COVID-19 Updates

UCLA tests prostate cancer drug for COVID-19 in men

UCLA researchers have launched a phase II trial that uses TMPRSS2, a hormone suppressor commonly used to treat prostate cancer, to improve clinical outcomes for men infected with COVID-19.

The phase II trial will assess whether temporarily suppressing male hormones will reduce the severity of COVID-19 illness—by helping patients get out of the hospital faster, decreasing the need for intubation, and improving mortality. The UCLA-led study is being conducted at the Veterans Affairs Greater Los Angeles Healthcare System and other VA sites.

“It’s becoming pretty clear that men are more likely than women to die from COVID-19, and we think there is a connection between prostate cancer research and our understanding of COVID-19 research,” principal investigator Matthew Rettig, professor of medicine and urology at the David Geffen School of Medicine at UCLA and member of the UCLA Jonsson Comprehensive Cancer Center, said in a statement.

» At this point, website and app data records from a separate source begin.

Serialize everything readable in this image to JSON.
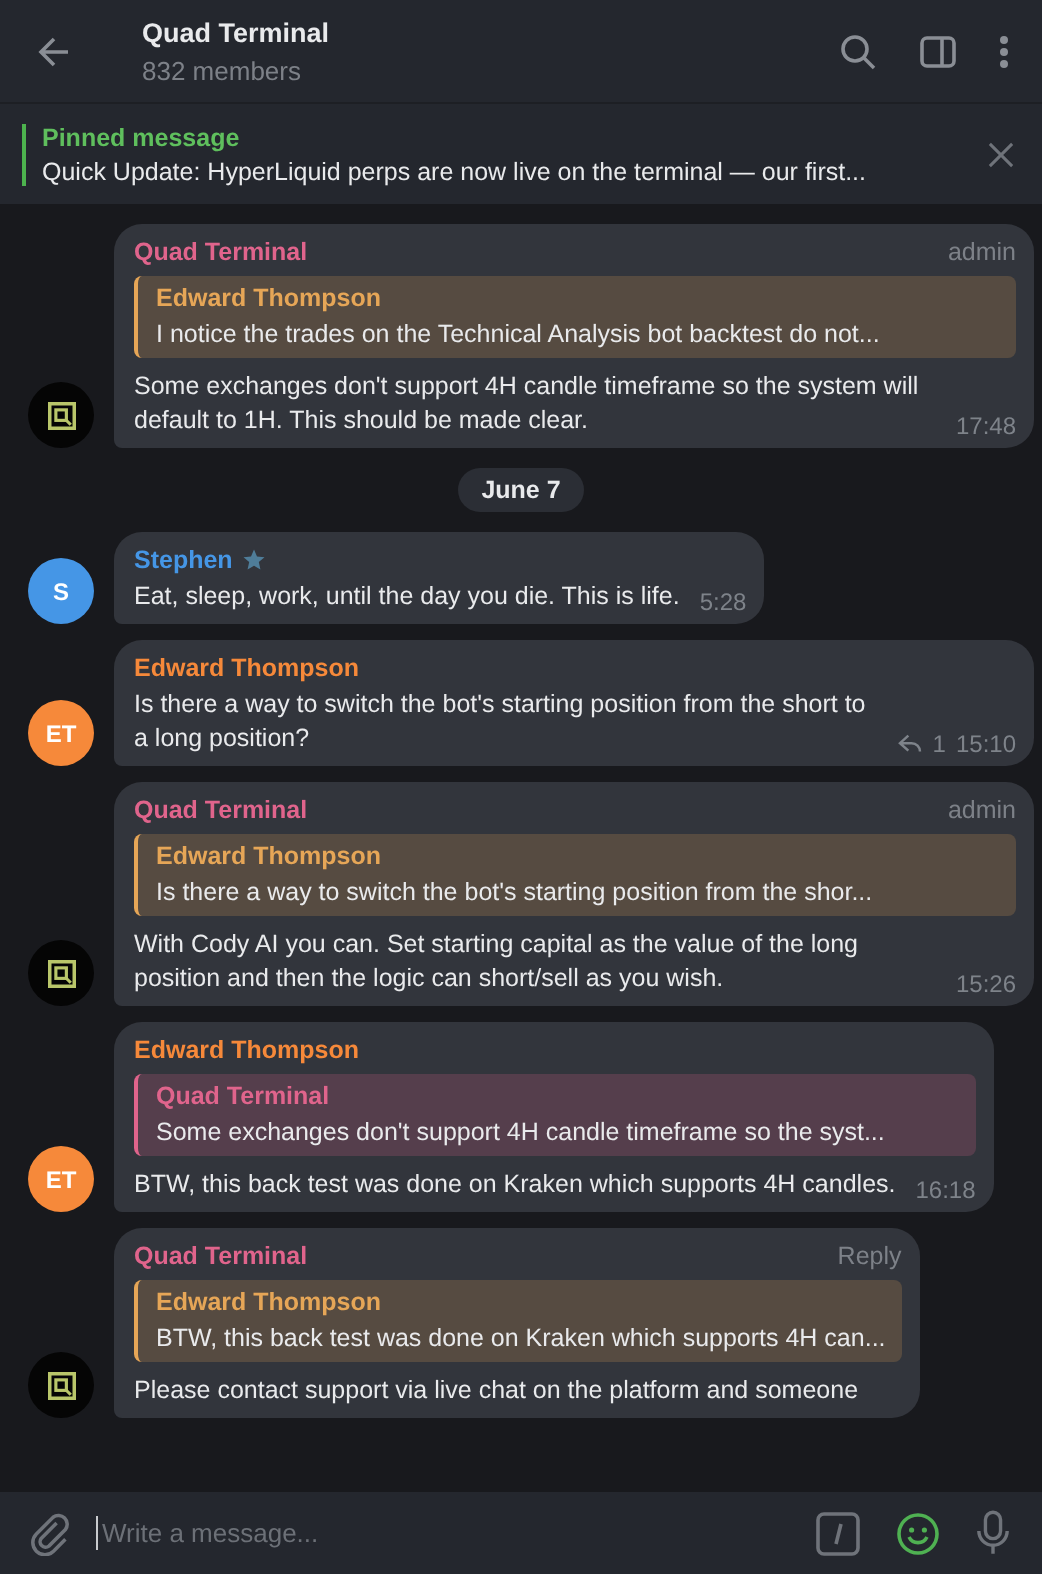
{
  "header": {
    "title": "Quad Terminal",
    "subtitle": "832 members"
  },
  "pinned": {
    "label": "Pinned message",
    "text": "Quick Update:  HyperLiquid perps are now live on the terminal — our first..."
  },
  "messages": [
    {
      "kind": "message",
      "sender": "Quad Terminal",
      "tag": "admin",
      "avatar": {
        "kind": "logo"
      },
      "reply": {
        "sender": "Edward Thompson",
        "color": "#e6a657",
        "text": "I notice the trades on the Technical Analysis bot backtest do not..."
      },
      "text": "Some exchanges don't support 4H candle timeframe so the system will default to 1H. This should be made clear.",
      "time": "17:48"
    },
    {
      "kind": "date",
      "text": "June 7"
    },
    {
      "kind": "message",
      "sender": "Stephen",
      "star": true,
      "avatar": {
        "kind": "initials",
        "text": "S",
        "color": "#4596e6"
      },
      "text": "Eat, sleep, work, until the day you die. This is life.",
      "time": "5:28"
    },
    {
      "kind": "message",
      "sender": "Edward Thompson",
      "avatar": {
        "kind": "initials",
        "text": "ET",
        "color": "#f6893a"
      },
      "replies": "1",
      "text": "Is there a way to switch the bot's starting position from the short to a long position?",
      "time": "15:10"
    },
    {
      "kind": "message",
      "sender": "Quad Terminal",
      "tag": "admin",
      "avatar": {
        "kind": "logo"
      },
      "reply": {
        "sender": "Edward Thompson",
        "color": "#e6a657",
        "text": "Is there a way to switch the bot's starting position from the shor..."
      },
      "text": "With Cody AI you can. Set starting capital as the value of the long position and then the logic can short/sell as you wish.",
      "time": "15:26"
    },
    {
      "kind": "message",
      "sender": "Edward Thompson",
      "avatar": {
        "kind": "initials",
        "text": "ET",
        "color": "#f6893a"
      },
      "reply": {
        "sender": "Quad Terminal",
        "color": "#e0648c",
        "text": "Some exchanges don't support 4H candle timeframe so the syst..."
      },
      "text": "BTW, this back test was done on Kraken which supports 4H candles.",
      "time": "16:18"
    },
    {
      "kind": "message",
      "sender": "Quad Terminal",
      "tag": "Reply",
      "avatar": {
        "kind": "logo"
      },
      "reply": {
        "sender": "Edward Thompson",
        "color": "#e6a657",
        "text": "BTW, this back test was done on Kraken which supports 4H can..."
      },
      "text": "Please contact support via live chat on the platform and someone"
    }
  ],
  "composer": {
    "placeholder": "Write a message..."
  }
}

Rettig is also the chief of hematology/oncology at the Veterans Affairs Greater Los Angeles Healthcare System, said in a statement.

Recent data from New York City show that men are infected in greater numbers and are dying at nearly twice the rate of women.

The convergence between prostate cancer research and COVID-19 research begins with the TMPRSS2 protein receptor, which is abnormal in about half of all prostate cancer patients, and plays a role in the development and progression of prostate cancer.

Researchers believe the COVID-19 virus uses TMPRSS2 to enter the lungs and attack lung tissue. The receptor is regulated by male hormones in prostate cancer, and researchers believe it may also be regulated in lung tissue by male hormones. 

In the UCLA-led clinical trial, researchers will use degarelix, an FDA-approved medication, to temporarily shut down the production of TMPRSS2 and block the virus from entering lung tissue.

A link to the research study that provides the scientific underpinnings for this clinical trial can be found here.

Copyright (c) 2020 The Cancer Letter Inc.